Five Questions: Dr. Bartolome Celli
Posted on October 06, 2015 |
One of the regular features you will find on the PRAXIS Nexus will be called Five Questions. It’s just that; each month, we’ll ask a professional from the COPD community to answer the same five questions about themselves and COPD care. We hope this new feature will bring you fresh information about some of your colleagues and the direction in which our collective work is headed.
This month, we are featuring Dr. Bartolome Celli, MD. Dr. Celli graduated from the Universidad Central de Venezuela in 1971 with the desire to be an excellent doctor, researcher and educator and embarked on a career to achieve those goals. Dr. Celli came to the United States and trained in Internal Medicine and Pulmonary Medicine and is currently a Professor of Medicine at Harvard Medical School.
Through research he has contributed to advances in COPD including: the relationship between arm movement and positioning; the act of breathing in the biped human; the function of respiratory muscles in hyperinflation; the development of guidelines for the diagnosis and management of COPD; and the determination of prognostic indicators of survival in COPD. He has also contributed to the description of the first array of gene expression in lung tissue in patients with COPD and the first use of proteomic profiling in the serum of such patients. In addition, he has been the Chairman of the Committee that established the American Thoracic Society and European Respiratory Society guidelines for the diagnosis and treatment of COPD.
Dr. Celli has devoted close to 30% of his time each to frontline medicine, research and education, continuing to be a practicing doctor without forgetting the academic side that he loves. Dr. Celli’s trainees are located in the United States, Europe, the Middle East, Japan and Latin America. He has instilled a love for pulmonary disease and life itself to medical residents and pulmonary and critical care fellows with the final aim of making the world a little better. Here are his responses to our Five Questions.
What is the biggest challenge you face in improving the lives of people with COPD?

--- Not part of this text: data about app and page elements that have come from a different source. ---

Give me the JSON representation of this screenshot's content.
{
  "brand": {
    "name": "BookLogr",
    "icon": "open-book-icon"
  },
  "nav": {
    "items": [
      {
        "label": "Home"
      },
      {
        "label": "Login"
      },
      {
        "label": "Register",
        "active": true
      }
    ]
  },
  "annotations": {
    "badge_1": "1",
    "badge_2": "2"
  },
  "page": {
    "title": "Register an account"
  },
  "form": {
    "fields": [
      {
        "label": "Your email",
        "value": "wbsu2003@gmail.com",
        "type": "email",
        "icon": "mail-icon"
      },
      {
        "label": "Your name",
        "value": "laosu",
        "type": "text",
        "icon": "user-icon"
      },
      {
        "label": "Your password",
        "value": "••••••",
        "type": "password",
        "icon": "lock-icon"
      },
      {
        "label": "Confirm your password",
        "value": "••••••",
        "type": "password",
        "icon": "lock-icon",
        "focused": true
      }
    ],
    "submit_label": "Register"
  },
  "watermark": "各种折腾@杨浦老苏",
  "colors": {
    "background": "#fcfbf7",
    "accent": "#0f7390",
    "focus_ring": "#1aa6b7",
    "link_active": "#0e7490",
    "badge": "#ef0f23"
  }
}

The challenges remain many. Perhaps number 1 on the list is the misinterpretation of the symptoms of the patients, who believe that shortness of breath with progressively lower levels of effort is a natural consequence of aging and that cough and phlegm are the normal response to cigarette smoking (if they are still smoking or have smoked in the past). This leads to delayed or missed diagnoses, so most patients arrive to therapy relatively late in the course of the disease. Further, there is still a prevailing myth that COPD has no treatment and that there is little that can be done to improve the course of the disease.
What do you think is the single most promising practice in COPD diagnosis or care right now?
The most promising practices are: on the one hand, the adoption of spirometry as a test in many primary care offices and practices. This will hopefully increase early and correct diagnosis. The second is the continued effort of decreasing the habit of smoking and improving air quality. Both of these combined will decrease COPD prevalence and incidence as well as improve the benefits of therapy.
If you had a magic wand, how would you improve COPD care?
I would make sure that pulmonary rehabilitation as a component of integrated care would be available to every person diagnosed as having COPD. Such a program would not only concentrate on the appropriate medical therapy, but also in promoting healthy lifestyle (e.g., vaccines, exercise, nutrition). A move to make this an available resource to every person with COPD would certainly improve well-being and outcome.
What is one aspect of COPD diagnosis or care you think is too often overlooked?
A comprehensive plan that evaluates and then addresses not only the compromise of the respiratory system, but also the extra-pulmonary and systemic manifestations of COPD.
What do you think will be your most important contribution to improving the lives of people with COPD?
My most important contribution is to integrate patients into a movement to bring the whole agenda of COPD to full public attention. This will force agencies, insurers, payers and industry to devote resources to this scourge. We have seen the success of AIDS campaigns; why not COPD?